▸ Input data
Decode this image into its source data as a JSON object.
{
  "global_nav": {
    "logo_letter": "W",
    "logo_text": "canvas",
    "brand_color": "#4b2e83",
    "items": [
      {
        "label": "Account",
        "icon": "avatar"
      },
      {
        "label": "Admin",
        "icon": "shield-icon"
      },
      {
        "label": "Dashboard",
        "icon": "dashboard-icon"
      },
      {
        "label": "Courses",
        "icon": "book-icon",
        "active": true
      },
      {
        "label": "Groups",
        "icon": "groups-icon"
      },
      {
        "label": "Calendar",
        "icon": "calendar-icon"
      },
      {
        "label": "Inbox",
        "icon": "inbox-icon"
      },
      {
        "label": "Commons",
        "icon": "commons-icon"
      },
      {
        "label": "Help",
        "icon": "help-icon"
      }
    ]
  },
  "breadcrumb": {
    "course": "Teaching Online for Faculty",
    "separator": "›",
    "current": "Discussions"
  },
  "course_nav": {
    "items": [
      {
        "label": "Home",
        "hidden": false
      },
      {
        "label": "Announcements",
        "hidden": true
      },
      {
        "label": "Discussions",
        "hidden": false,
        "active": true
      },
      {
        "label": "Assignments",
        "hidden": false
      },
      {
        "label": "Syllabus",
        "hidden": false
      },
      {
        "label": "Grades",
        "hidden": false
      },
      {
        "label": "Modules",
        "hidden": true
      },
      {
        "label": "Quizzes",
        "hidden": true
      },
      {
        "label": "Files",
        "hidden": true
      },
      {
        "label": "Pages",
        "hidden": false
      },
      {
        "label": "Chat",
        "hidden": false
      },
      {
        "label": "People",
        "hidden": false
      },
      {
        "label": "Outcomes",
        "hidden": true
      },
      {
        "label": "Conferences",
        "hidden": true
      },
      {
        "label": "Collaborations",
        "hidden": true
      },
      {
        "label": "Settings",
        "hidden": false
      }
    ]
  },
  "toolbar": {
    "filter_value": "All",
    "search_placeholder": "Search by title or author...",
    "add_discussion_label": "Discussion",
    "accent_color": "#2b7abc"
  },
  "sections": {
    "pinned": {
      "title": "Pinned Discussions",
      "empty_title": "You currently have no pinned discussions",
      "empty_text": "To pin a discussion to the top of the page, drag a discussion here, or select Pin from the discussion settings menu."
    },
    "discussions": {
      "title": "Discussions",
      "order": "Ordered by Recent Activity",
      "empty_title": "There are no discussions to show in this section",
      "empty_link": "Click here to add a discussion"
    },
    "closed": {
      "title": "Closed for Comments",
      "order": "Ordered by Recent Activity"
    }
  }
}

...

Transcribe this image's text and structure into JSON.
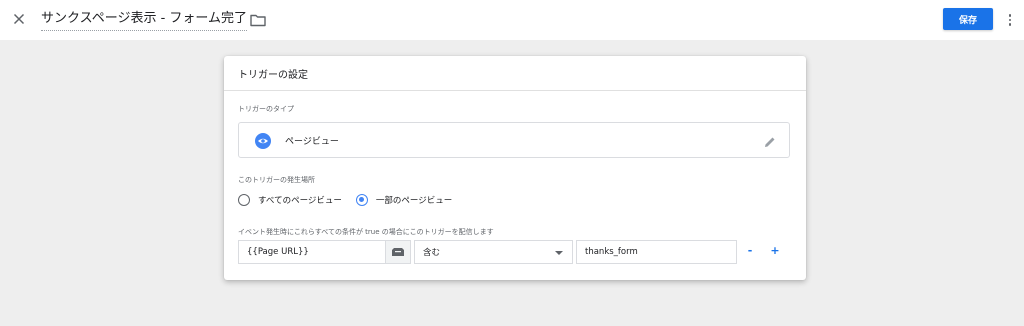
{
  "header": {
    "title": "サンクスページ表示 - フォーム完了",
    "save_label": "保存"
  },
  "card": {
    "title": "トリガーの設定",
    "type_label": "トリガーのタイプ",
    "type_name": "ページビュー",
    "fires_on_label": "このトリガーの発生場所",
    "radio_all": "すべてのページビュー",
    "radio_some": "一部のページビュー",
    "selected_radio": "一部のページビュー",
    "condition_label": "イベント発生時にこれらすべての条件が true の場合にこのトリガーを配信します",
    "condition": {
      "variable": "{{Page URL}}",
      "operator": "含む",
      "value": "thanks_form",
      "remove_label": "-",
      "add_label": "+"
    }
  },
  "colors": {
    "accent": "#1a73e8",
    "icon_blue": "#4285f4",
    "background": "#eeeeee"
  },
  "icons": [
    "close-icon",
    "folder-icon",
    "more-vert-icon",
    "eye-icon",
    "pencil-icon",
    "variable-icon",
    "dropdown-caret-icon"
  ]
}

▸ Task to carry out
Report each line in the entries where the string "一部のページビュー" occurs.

▸ Expected answer
    "radio_some": "一部のページビュー",
    "selected_radio": "一部のページビュー",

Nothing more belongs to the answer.